LIBYAPROSPECT – Aya Khalil
The Amnesty International has published a new report about Libya, on Tuesday, concerning “under attack human rights” after years of the Libyan revolution and western intervention.
The report entitled “Libya since the ‘Arab Spring’: 7 ways human rights are under attack” listed several violations concerning the armed groups, migration and women.
The report said that all sides have committed war crimes and serious human rights abuses, including indiscriminate and direct attacks on civilians and their properties, in addition to abduction and torture. It also referred to doings of the Islamic State group (IS) that took over certain areas, carried out public executions.
Free speech, according to the report is under attack. Since abductions and assassinations have reached journalists, human rights activists and non governmental TV stations were attacked too. Reporters without Borders recorded more than 30 attacks against journalists between January and November 2015.
The report added that “Women’s rights are in retreat. Women activists have been intimidated and threatened”.

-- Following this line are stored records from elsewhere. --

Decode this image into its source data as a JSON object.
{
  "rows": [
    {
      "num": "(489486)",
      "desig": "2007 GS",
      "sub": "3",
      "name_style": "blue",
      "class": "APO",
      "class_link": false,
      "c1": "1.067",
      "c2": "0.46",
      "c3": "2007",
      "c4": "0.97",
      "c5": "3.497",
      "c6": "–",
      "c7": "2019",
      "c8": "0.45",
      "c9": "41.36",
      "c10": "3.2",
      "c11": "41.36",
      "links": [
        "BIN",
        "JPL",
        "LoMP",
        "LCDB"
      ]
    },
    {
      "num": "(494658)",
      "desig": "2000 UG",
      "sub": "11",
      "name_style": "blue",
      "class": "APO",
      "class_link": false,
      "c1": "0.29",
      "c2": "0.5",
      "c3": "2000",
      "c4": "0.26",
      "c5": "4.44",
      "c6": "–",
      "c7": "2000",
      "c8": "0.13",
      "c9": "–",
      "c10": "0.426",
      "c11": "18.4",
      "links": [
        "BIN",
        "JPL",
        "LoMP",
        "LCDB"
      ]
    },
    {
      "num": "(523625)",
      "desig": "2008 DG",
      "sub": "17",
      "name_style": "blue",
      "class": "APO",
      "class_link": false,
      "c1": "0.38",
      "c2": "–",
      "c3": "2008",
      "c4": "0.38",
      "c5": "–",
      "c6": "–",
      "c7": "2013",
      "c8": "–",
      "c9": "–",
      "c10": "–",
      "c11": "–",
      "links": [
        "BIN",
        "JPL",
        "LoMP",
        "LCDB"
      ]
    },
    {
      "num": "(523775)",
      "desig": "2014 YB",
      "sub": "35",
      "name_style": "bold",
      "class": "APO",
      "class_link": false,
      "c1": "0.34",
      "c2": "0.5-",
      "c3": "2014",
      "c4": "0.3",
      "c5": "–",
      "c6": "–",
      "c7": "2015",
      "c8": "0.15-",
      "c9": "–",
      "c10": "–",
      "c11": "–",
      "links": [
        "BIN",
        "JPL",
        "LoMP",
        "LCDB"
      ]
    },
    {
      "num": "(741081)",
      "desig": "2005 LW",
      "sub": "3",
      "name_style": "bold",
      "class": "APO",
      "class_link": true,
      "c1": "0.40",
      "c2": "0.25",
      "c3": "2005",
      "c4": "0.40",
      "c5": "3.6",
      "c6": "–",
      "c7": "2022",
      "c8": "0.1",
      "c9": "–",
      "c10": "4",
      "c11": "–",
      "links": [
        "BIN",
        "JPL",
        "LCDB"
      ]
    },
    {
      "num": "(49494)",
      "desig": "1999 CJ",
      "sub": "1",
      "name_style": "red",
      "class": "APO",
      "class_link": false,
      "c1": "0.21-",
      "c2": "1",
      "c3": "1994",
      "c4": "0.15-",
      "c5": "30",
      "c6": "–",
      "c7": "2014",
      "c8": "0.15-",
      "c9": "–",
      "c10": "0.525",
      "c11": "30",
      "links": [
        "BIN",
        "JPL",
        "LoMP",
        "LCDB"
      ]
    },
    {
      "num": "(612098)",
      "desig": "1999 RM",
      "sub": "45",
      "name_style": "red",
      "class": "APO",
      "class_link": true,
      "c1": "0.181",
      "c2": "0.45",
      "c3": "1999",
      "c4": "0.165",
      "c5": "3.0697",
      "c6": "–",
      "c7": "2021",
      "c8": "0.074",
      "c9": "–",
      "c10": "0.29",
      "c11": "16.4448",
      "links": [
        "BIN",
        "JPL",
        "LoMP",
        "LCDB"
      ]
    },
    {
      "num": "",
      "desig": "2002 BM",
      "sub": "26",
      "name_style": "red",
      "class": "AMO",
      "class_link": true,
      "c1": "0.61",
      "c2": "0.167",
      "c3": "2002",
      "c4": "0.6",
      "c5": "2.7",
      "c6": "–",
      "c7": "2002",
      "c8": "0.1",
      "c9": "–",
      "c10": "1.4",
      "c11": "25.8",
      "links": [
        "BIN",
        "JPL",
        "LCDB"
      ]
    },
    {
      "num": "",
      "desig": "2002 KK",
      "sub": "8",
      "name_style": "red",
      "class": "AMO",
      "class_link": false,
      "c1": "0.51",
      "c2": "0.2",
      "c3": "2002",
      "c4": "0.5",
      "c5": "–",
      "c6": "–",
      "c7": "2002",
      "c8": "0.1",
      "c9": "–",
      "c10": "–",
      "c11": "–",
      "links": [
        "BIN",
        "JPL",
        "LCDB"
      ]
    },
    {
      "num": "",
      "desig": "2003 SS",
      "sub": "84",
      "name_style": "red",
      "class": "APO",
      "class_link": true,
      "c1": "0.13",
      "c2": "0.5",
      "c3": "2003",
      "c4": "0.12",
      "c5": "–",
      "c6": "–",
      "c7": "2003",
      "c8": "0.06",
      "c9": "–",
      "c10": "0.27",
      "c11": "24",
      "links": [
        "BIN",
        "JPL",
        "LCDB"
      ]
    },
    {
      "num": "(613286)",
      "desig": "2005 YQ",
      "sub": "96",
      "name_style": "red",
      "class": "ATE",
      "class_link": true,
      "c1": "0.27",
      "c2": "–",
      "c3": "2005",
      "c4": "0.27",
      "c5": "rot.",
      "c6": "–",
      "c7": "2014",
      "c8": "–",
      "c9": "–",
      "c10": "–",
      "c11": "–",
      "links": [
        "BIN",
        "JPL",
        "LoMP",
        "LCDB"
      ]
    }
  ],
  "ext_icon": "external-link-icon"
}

“The legal system is barely functioning. Courts in some cities are closed, because it’s so dangerous, and judges and lawyers have been attacked and abducted. Thousands of people seen as being loyal to al-Gaddafi have been detained for years without charge or trial. The trial of 37 former officials for alleged war crimes and other offences was deeply flawed, including its failure to investigate allegations of torture of the defendants”, it stated.
The new report also explained that migrants and refugees are vulnerable to violations; many are tortured, exploited and sexually abused along the smuggling route in and out of Libya. Others have been detained indefinitely.
It acknowledged that civilians bear under the conflict and violence across the country, as nearly 2.5 million people need humanitarian help, including clean water, sanitation and food. Many hospitals and clinics are closed, damaged or inaccessible due to the fighting.